Occurrences of ground-water and soil salinization are numerous in the Concho River watershed and its confluence with the Colorado River in West Texas and in other semiarid regions of Texas and the United States. Salinization results from both natural and anthropogenic processes, which can occur together or separately. To recognize regional salt-water sources and understand salinization mechanisms in the Concho River valley, we investigated chemical and physical characteristics associated with saline ground water. Using more than 1,200 chemical analyses of water samples from previous studies and 76 analyses of samples from this investigation, we differentiated salinization mechanisms by mapping hydrogeologically controlled salinity patterns and hydrochemical facies and by graphically analyzing isotopic compositions and ionic ratios.In the eastern part of the study area, located in Runnels County, evaporation of irrigation water and ground water from a shallow aquifer accounts for most salinization. In the western part of the study area, located in lrion and Tom Green Counties, much of the saline to brackish ground water is interpreted as being a naturally occurring mixture of subsurface brine flowing eastward from the Midland Basin and shallowly circulating meteoric water recharged in the Concho River watershed. Test drilling to depths below the base of fresh water confirmed the presence of subsurface brine in shallow Permian formations. Aquifers that contain relatively fresh water in outcropping Permian rocks also contain brine and hydrocarbons at depths as shallow as 60 to 275 m (200 to 900 ft), tens of kilometers to the west.Test drilling also helped document two anthropogenic mechanisms for local mixing of subsurface brine and shallow ground water: (1) upward flowing of brine allowed by abandoned oil and gas exploration holes, where surface casing and borehole plugs are above the base of fresh water, and (2) leaching of accumulated salt from soil beneath former brine-disposal pits, an ongoing process even 20 years after this brine-disposal method was discontinued. A third mechanism, mixing of brine and shallow ground water via abandoned water wells, could not be tested. No records exist on deep water wells that reportedly were drilled into saline portions of aquifers and were abandoned without being plugged.Chemical compositions of subsurface brines make up a continuous array between two endmember groups in Permian and Pennsylvanian formations. The end-member groups are distinguishable by graphical analysis of the (1) calcium, magnesium, sodium, and sulfate concentrations, (2) Br/CI ratio plotted against chloride concentration, and (3) Cl/SO, ratio plotted against sulfate concentration and Na/Ca ratio. Most saline samples of shallow ground water in the Concho River watershed are chemically similar to the Permian formation brine end member. Coleman Junction Formation brines cannot be chemically distinguished from other Permian formation brines. Information about organic-acid anions, minor and trace constituents other than bromide, and isotopes of hydrogen, oxygen, carbon, and sulfur also can be used to differentiate between Permian and Pennsylvanian brines but may not always be useful measurements to determine sources of salinization in shallow ground waters.
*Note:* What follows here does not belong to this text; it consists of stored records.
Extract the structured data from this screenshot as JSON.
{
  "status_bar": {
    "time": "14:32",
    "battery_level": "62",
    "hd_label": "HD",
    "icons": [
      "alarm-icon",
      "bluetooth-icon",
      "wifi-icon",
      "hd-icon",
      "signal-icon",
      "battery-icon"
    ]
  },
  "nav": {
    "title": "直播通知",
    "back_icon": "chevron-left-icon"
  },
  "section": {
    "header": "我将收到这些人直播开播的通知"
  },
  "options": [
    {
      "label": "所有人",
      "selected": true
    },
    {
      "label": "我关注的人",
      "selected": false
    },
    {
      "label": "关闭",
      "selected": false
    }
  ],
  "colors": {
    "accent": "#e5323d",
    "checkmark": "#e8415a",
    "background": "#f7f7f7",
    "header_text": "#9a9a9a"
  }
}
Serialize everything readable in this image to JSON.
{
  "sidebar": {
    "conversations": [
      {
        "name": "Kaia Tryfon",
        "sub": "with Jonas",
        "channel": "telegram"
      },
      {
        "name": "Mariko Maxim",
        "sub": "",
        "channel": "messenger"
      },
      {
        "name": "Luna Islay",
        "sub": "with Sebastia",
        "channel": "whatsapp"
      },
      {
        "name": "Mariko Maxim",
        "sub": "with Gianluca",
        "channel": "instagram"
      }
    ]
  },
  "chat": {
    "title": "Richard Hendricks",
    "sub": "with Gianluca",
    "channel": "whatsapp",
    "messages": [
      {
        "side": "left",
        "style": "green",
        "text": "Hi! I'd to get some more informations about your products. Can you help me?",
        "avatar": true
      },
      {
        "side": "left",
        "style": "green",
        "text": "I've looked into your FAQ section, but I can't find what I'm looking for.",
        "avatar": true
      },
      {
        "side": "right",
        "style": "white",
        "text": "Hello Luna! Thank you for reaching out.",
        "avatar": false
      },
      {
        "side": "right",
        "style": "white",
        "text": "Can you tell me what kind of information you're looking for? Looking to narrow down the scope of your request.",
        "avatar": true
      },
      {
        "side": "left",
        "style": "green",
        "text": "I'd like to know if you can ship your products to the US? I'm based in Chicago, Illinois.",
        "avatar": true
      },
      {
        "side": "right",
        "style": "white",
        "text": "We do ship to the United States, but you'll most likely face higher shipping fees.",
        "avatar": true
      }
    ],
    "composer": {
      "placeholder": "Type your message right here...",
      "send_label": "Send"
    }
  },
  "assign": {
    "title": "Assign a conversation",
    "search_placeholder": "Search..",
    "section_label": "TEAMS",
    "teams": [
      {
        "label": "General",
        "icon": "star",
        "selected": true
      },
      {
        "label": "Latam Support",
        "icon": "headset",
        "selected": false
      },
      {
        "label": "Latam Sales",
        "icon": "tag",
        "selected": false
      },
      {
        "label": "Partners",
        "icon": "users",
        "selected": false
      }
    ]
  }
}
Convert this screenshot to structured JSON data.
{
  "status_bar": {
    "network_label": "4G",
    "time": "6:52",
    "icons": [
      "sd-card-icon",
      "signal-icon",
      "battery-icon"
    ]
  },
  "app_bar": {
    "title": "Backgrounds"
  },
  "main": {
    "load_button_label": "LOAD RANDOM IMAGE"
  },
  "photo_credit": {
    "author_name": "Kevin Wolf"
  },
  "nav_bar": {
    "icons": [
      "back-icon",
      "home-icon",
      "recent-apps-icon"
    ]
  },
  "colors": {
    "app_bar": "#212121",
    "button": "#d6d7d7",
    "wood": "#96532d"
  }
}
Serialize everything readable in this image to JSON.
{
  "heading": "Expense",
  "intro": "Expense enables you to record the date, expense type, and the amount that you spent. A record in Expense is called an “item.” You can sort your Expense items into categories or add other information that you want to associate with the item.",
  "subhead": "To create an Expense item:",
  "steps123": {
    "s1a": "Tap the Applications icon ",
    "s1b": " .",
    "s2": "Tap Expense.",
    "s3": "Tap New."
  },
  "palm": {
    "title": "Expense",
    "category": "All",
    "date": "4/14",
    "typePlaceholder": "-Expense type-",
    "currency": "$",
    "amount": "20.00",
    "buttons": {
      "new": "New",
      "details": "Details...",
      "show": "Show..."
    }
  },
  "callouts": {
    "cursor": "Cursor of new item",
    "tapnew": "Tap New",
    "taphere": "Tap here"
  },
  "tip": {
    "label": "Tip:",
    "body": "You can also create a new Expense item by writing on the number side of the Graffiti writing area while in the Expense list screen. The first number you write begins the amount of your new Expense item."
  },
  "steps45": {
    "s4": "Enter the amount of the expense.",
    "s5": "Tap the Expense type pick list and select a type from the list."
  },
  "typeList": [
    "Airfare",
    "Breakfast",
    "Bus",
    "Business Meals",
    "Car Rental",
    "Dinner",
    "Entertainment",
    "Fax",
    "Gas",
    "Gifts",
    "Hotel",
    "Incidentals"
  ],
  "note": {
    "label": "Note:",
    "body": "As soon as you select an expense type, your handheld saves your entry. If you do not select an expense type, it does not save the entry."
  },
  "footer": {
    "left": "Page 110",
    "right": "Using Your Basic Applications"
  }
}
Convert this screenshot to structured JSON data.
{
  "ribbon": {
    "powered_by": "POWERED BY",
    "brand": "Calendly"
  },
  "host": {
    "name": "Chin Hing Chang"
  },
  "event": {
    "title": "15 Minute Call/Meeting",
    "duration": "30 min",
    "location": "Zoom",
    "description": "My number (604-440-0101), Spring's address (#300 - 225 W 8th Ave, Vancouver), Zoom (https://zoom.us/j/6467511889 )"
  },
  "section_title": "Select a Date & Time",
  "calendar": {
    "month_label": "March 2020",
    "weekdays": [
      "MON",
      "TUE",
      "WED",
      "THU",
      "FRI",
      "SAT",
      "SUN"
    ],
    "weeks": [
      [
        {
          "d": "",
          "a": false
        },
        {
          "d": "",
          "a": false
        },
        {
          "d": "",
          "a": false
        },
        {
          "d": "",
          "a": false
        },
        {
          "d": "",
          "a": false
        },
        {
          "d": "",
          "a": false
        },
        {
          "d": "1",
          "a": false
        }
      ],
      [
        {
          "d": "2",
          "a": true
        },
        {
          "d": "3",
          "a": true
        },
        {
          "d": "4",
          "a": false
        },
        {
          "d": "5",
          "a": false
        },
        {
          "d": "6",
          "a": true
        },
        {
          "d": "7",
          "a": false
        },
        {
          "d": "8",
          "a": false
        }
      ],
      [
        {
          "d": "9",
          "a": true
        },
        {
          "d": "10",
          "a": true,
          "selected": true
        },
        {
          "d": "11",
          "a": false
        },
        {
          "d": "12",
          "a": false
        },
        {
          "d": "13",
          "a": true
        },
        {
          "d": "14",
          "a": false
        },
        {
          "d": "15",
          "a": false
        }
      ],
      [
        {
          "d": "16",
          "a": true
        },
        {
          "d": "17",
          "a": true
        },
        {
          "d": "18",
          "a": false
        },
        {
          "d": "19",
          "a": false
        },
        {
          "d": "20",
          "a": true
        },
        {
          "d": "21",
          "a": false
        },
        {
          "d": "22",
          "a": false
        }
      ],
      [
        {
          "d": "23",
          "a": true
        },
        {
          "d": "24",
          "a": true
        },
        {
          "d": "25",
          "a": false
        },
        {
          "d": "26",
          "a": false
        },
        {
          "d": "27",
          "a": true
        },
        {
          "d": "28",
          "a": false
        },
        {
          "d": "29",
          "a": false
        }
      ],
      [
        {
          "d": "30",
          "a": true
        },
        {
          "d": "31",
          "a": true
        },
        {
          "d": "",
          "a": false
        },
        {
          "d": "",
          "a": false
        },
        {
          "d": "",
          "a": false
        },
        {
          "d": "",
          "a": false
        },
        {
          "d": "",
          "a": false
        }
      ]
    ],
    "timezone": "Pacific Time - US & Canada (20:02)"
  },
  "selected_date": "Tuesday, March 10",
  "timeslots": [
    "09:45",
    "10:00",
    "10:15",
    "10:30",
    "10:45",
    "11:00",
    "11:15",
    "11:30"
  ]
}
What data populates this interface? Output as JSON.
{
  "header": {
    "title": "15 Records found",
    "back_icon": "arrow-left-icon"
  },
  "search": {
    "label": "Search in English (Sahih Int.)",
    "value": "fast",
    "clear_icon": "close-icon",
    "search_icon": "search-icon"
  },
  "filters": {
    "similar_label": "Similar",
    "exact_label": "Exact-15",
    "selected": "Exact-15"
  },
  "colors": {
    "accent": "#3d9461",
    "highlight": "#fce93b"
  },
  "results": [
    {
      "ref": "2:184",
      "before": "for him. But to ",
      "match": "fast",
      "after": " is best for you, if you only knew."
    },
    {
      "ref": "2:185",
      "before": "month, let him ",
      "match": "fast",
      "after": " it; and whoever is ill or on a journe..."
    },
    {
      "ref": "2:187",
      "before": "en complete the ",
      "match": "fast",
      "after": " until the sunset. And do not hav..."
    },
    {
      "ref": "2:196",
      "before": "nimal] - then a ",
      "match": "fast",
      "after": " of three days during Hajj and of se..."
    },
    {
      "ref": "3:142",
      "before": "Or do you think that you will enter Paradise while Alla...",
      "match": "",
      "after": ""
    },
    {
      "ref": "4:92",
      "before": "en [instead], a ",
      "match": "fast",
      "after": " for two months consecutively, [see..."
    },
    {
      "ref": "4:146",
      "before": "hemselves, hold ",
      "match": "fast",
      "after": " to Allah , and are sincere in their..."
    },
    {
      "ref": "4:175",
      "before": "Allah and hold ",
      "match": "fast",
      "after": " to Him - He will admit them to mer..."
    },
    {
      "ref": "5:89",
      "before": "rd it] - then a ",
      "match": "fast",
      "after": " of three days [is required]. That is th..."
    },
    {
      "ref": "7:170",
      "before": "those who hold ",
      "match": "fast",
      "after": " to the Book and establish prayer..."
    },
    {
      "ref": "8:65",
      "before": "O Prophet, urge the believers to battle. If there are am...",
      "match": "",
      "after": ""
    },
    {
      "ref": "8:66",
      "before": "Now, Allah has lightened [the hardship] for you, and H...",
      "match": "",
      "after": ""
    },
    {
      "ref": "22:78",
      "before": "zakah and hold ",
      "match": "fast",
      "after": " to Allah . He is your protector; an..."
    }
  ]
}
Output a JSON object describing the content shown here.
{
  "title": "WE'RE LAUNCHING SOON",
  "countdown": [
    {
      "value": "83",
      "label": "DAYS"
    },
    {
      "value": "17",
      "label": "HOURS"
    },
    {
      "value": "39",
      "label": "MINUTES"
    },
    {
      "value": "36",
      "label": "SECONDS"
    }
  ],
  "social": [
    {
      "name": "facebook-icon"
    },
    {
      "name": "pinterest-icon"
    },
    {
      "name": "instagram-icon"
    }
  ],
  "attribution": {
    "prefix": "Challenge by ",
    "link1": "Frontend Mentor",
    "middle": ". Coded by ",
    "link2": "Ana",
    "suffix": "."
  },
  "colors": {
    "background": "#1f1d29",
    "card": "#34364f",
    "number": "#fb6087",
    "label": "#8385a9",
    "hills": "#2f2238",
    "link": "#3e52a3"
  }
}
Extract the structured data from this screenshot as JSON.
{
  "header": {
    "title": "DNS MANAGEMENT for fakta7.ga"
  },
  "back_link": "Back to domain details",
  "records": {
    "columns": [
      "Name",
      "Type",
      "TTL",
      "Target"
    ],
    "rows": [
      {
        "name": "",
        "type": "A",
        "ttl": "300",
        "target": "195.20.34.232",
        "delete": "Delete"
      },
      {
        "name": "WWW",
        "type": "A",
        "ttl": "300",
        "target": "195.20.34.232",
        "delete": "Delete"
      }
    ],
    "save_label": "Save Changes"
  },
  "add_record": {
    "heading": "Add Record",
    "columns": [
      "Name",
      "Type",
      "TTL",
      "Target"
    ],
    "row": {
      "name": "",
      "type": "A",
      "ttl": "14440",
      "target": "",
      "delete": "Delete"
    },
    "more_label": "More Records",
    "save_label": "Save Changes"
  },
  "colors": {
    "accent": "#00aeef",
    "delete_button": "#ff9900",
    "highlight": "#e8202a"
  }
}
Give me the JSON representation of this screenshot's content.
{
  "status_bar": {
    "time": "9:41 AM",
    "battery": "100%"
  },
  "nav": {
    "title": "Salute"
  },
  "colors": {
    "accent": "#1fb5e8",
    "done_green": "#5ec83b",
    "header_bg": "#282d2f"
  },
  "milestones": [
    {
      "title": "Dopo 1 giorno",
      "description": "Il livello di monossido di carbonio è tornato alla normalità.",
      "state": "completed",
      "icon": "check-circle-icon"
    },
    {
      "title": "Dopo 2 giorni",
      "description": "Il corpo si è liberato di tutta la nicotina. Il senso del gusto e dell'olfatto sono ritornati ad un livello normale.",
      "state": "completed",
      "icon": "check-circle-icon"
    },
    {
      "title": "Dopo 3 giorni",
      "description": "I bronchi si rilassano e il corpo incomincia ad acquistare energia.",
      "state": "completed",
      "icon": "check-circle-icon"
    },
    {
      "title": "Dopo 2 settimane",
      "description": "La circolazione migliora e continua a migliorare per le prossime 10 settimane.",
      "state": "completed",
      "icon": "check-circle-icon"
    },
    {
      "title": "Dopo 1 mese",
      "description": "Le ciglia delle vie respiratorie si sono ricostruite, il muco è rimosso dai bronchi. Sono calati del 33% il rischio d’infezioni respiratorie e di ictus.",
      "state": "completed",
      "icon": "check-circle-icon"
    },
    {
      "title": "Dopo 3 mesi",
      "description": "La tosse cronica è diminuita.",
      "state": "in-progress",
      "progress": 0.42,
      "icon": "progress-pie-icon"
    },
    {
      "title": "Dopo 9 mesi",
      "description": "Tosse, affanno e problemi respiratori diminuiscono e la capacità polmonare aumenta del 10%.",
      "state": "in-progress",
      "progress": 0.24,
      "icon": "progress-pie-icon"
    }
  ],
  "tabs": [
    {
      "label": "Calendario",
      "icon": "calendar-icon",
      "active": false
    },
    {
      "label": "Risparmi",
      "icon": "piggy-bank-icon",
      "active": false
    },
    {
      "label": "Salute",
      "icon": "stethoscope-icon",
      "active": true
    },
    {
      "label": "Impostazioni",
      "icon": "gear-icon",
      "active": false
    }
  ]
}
Richter, B.C., Dutton, A. R., and Kreitler, C. W., 1990, Identification of Sources and Mechanisms of Salt-Water Pollution Affecting Ground-Water Quality; A Case Study, West Texas: The University of Texas at Austin, Bureau of Economic Geology, Report of Investigations No. 191, 43 p.